• [Work instructions]: From the entries below, determine the number of lines that contain "title". Give that number by itself.

====== Entries shown

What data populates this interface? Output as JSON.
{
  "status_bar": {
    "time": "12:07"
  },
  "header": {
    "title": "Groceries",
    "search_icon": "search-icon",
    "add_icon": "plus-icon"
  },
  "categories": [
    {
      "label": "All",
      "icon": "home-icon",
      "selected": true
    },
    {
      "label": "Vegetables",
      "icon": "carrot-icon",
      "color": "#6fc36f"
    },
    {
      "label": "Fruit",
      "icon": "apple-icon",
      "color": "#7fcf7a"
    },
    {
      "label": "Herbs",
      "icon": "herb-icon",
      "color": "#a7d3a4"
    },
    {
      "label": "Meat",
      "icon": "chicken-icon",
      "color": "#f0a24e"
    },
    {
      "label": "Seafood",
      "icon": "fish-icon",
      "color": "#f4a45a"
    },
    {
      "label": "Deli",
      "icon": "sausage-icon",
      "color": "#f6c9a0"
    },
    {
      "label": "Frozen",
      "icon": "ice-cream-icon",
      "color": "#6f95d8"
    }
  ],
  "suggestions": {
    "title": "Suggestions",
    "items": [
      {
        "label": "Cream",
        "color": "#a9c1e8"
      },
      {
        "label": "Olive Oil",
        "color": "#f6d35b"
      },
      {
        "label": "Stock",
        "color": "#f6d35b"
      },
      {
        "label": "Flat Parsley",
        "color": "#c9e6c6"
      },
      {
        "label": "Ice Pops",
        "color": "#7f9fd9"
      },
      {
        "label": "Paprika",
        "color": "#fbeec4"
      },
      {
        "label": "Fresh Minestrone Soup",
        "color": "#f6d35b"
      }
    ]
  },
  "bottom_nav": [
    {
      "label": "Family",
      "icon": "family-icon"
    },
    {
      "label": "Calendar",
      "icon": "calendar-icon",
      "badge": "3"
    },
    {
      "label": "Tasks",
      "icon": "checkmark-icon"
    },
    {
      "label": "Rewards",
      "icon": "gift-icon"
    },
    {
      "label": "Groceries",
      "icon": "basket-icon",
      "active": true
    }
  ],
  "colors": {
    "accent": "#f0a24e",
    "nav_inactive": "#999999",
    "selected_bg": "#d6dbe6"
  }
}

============

• [Exercise solution]: 2